*Element data from apps and pages*
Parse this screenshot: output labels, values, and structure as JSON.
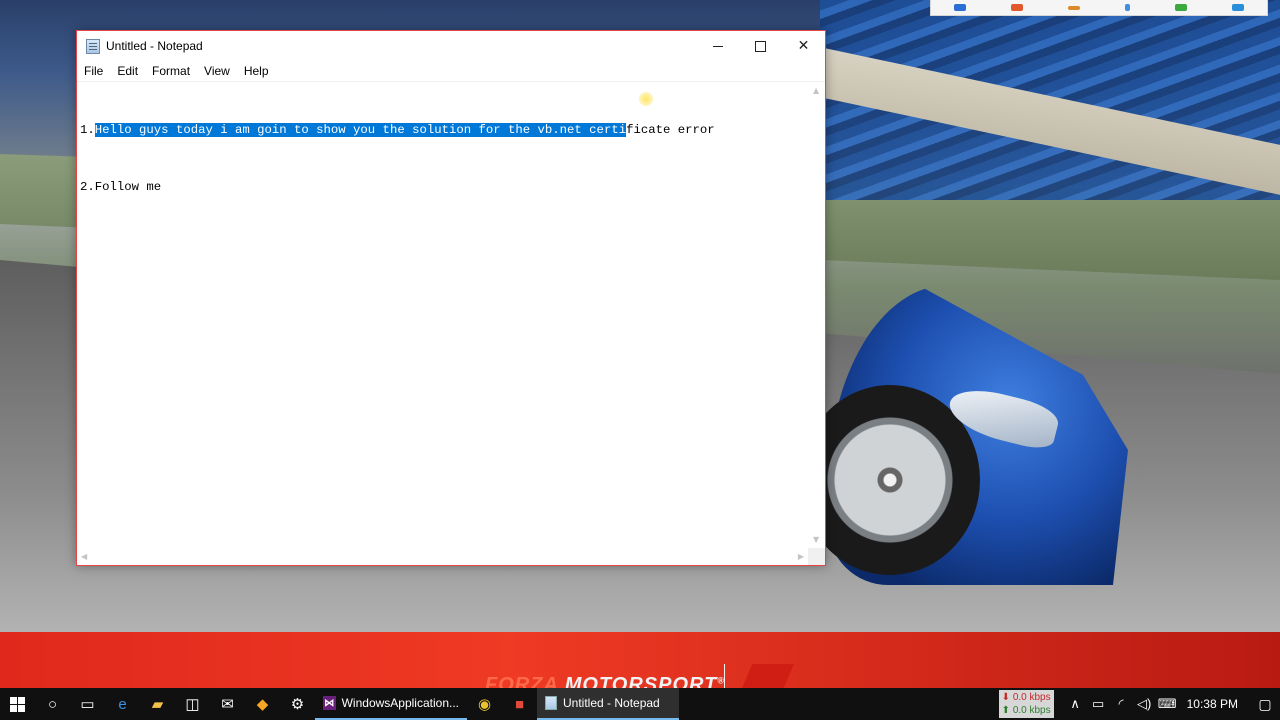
{
  "wallpaper": {
    "brand_prefix": "FORZA",
    "brand_suffix": " MOTORSPORT",
    "brand_mark": "®"
  },
  "notepad": {
    "title": "Untitled - Notepad",
    "menu": [
      "File",
      "Edit",
      "Format",
      "View",
      "Help"
    ],
    "lines": [
      {
        "prefix": "1.",
        "selected": "Hello guys today i am goin to show you the solution for the vb.net certi",
        "rest": "ficate error"
      },
      {
        "prefix": "2.",
        "selected": "",
        "rest": "Follow me"
      }
    ],
    "controls": {
      "minimize": "",
      "maximize": "",
      "close": "✕"
    }
  },
  "taskbar": {
    "apps": [
      {
        "label": "WindowsApplication...",
        "icon": "visual-studio-icon",
        "active": false
      },
      {
        "label": "Untitled - Notepad",
        "icon": "notepad-icon",
        "active": true
      }
    ],
    "network": {
      "down": "0.0 kbps",
      "up": "0.0 kbps"
    },
    "clock": "10:38 PM"
  },
  "colors": {
    "selection": "#0078d7",
    "taskbar": "#101010",
    "window_border": "#e64545",
    "banner": "#e0281c"
  }
}
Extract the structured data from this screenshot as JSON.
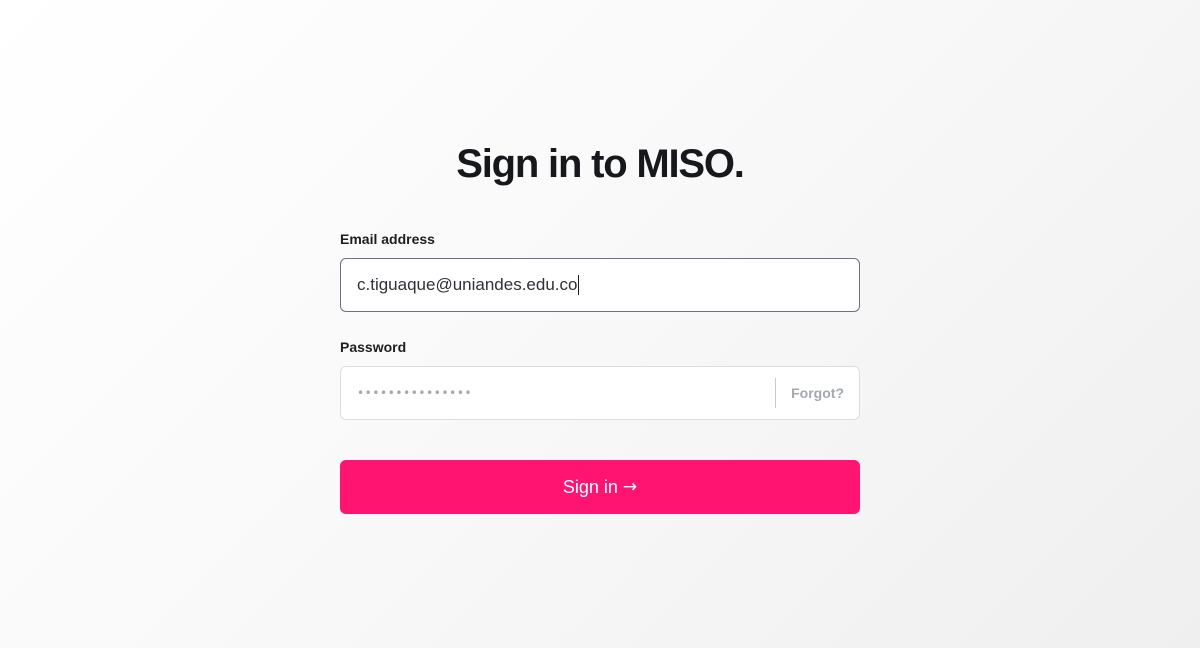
{
  "heading": "Sign in to MISO.",
  "email": {
    "label": "Email address",
    "value": "c.tiguaque@uniandes.edu.co"
  },
  "password": {
    "label": "Password",
    "masked_value": "•••••••••••••••",
    "forgot_label": "Forgot?"
  },
  "submit": {
    "label": "Sign in",
    "icon": "arrow-right-icon",
    "glyph": "→"
  },
  "colors": {
    "accent": "#ff1472",
    "text": "#17181c",
    "muted": "#a4a8b0"
  }
}
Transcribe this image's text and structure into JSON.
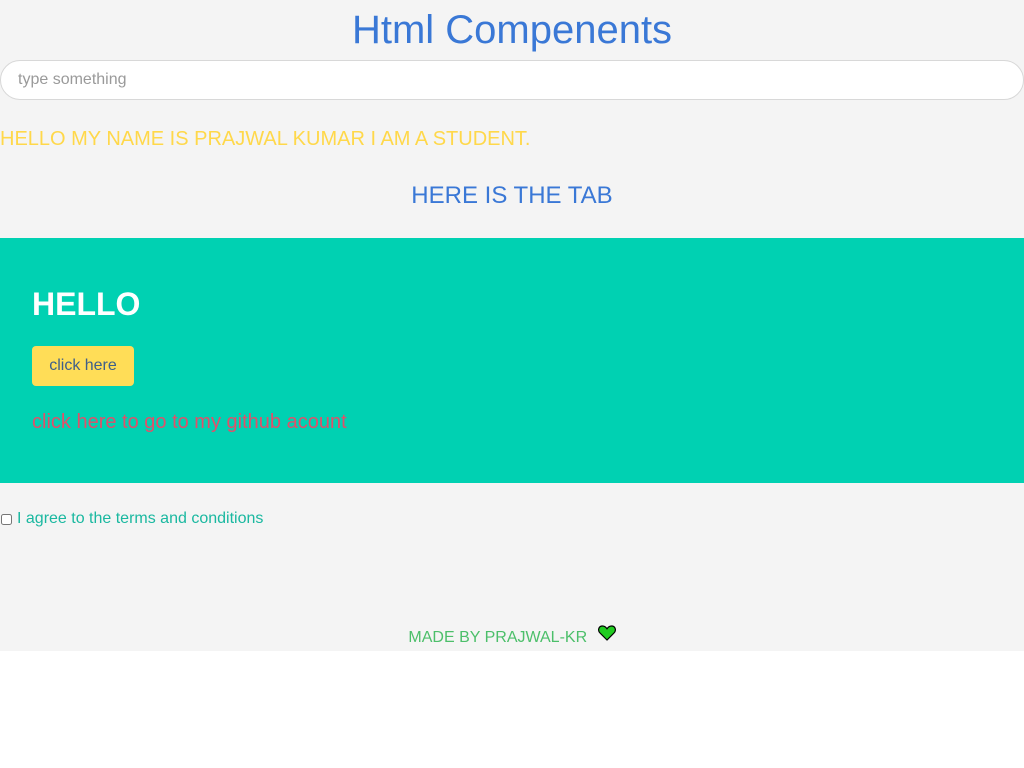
{
  "header": {
    "title": "Html Compenents"
  },
  "search": {
    "placeholder": "type something",
    "value": ""
  },
  "intro": {
    "text": "HELLO MY NAME IS PRAJWAL KUMAR I AM A STUDENT."
  },
  "tab": {
    "heading": "HERE IS THE TAB"
  },
  "hero": {
    "title": "HELLO",
    "button_label": "click here",
    "link_text": "click here to go to my github acount"
  },
  "terms": {
    "label": "I agree to the terms and conditions",
    "checked": false
  },
  "footer": {
    "text": "MADE BY PRAJWAL-KR",
    "icon": "heart-icon"
  },
  "colors": {
    "title": "#3a78d6",
    "intro": "#ffd84a",
    "hero_bg": "#00d1b2",
    "button_bg": "#ffdd57",
    "link": "#e0506a",
    "terms": "#1ab8a0",
    "footer": "#4cbf6a",
    "heart": "#22cc22"
  }
}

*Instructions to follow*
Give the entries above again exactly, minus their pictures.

*Result*
Parse this screenshot: output labels, values, and structure as JSON.
{
  "wallpaper": {
    "brand_prefix": "FORZA",
    "brand_suffix": " MOTORSPORT",
    "brand_mark": "®"
  },
  "notepad": {
    "title": "Untitled - Notepad",
    "menu": [
      "File",
      "Edit",
      "Format",
      "View",
      "Help"
    ],
    "lines": [
      {
        "prefix": "1.",
        "selected": "Hello guys today i am goin to show you the solution for the vb.net certi",
        "rest": "ficate error"
      },
      {
        "prefix": "2.",
        "selected": "",
        "rest": "Follow me"
      }
    ],
    "controls": {
      "minimize": "",
      "maximize": "",
      "close": "✕"
    }
  },
  "taskbar": {
    "apps": [
      {
        "label": "WindowsApplication...",
        "icon": "visual-studio-icon",
        "active": false
      },
      {
        "label": "Untitled - Notepad",
        "icon": "notepad-icon",
        "active": true
      }
    ],
    "network": {
      "down": "0.0 kbps",
      "up": "0.0 kbps"
    },
    "clock": "10:38 PM"
  },
  "colors": {
    "selection": "#0078d7",
    "taskbar": "#101010",
    "window_border": "#e64545",
    "banner": "#e0281c"
  }
}
Extract the structured data from this screenshot as JSON.
{
  "heading": "Sign in to MISO.",
  "email": {
    "label": "Email address",
    "value": "c.tiguaque@uniandes.edu.co"
  },
  "password": {
    "label": "Password",
    "masked_value": "•••••••••••••••",
    "forgot_label": "Forgot?"
  },
  "submit": {
    "label": "Sign in",
    "icon": "arrow-right-icon",
    "glyph": "→"
  },
  "colors": {
    "accent": "#ff1472",
    "text": "#17181c",
    "muted": "#a4a8b0"
  }
}
Transcribe this image's text and structure into JSON.
{
  "header": {
    "title": "Html Compenents"
  },
  "search": {
    "placeholder": "type something",
    "value": ""
  },
  "intro": {
    "text": "HELLO MY NAME IS PRAJWAL KUMAR I AM A STUDENT."
  },
  "tab": {
    "heading": "HERE IS THE TAB"
  },
  "hero": {
    "title": "HELLO",
    "button_label": "click here",
    "link_text": "click here to go to my github acount"
  },
  "terms": {
    "label": "I agree to the terms and conditions",
    "checked": false
  },
  "footer": {
    "text": "MADE BY PRAJWAL-KR",
    "icon": "heart-icon"
  },
  "colors": {
    "title": "#3a78d6",
    "intro": "#ffd84a",
    "hero_bg": "#00d1b2",
    "button_bg": "#ffdd57",
    "link": "#e0506a",
    "terms": "#1ab8a0",
    "footer": "#4cbf6a",
    "heart": "#22cc22"
  }
}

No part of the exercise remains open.